A Kuwaiti man held prisoner at Guantánamo for nearly 13 years was sent home on Wednesday, according to the U.S. military. Fawzi al-Odah, often referred to as “the forever prisoner,” was the first prisoner to be released by a review board created late last year and charged with re-evaluating the cases of low-level prisoners at the detention facility.
Al-Odah, who is now 37-years-old, has been a prisoner at Guantánamo since February 2002 after he was captured in Pakistan and said to have terrorist ties. Al-Odah was never charged with a crime. The Miami Herald notes: He “was among the more high-profile prisoners because his name appeared on Supreme Court cases and his father was dogged in campaigning for his release.” “[His] father, a former Kuwaiti Air Force officer, said his son was a school teacher in a region near the Afghanistan-Pakistan border before he was captured by bounty hunters and handed over to the Americans,” according to the Herald. “The U.S. military considered him to be a member of al-Qaida who was captured in Pakistan after fleeing Afghanistan through the Tora Bora mountains in the aftermath of the Sept. 11, 2001, attacks.”

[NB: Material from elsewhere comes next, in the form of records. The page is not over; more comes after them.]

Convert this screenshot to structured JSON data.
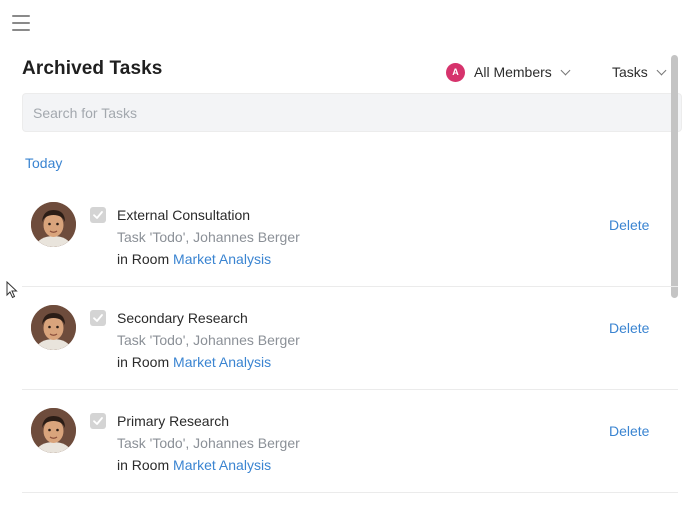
{
  "header": {
    "menu_icon": "hamburger-icon",
    "title": "Archived Tasks",
    "members_filter": {
      "avatar_letter": "A",
      "avatar_color": "#d6336c",
      "label": "All Members"
    },
    "type_filter": {
      "label": "Tasks"
    }
  },
  "search": {
    "placeholder": "Search for Tasks",
    "value": ""
  },
  "groups": [
    {
      "label": "Today",
      "tasks": [
        {
          "name": "External Consultation",
          "meta": "Task 'Todo', Johannes Berger",
          "room_prefix": "in Room",
          "room": "Market Analysis",
          "delete_label": "Delete"
        },
        {
          "name": "Secondary Research",
          "meta": "Task 'Todo', Johannes Berger",
          "room_prefix": "in Room",
          "room": "Market Analysis",
          "delete_label": "Delete"
        },
        {
          "name": "Primary Research",
          "meta": "Task 'Todo', Johannes Berger",
          "room_prefix": "in Room",
          "room": "Market Analysis",
          "delete_label": "Delete"
        }
      ]
    }
  ],
  "colors": {
    "accent": "#3a84d1",
    "muted_text": "#8b9097",
    "checkbox": "#d4d4d4"
  }
}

“Mr. al-Odah faces a minimum of one year at a militant-rehabilitation center on the grounds of a Kuwaiti prison under the transfer agreement,” the Associated Press reports. “His transfer brings the detention center population to 148 and is the first since May, when President Barack Obama angered Congress by trading five Taliban prisoners for captive Army Sgt. Bowe Bergdahl without notifying lawmakers.”
“Al-Odah's release leaves 79 Guantanamo inmates cleared for release—never charged or tried for any crime and who have been approved by a special committee to be freed,” according to Agence France Presse.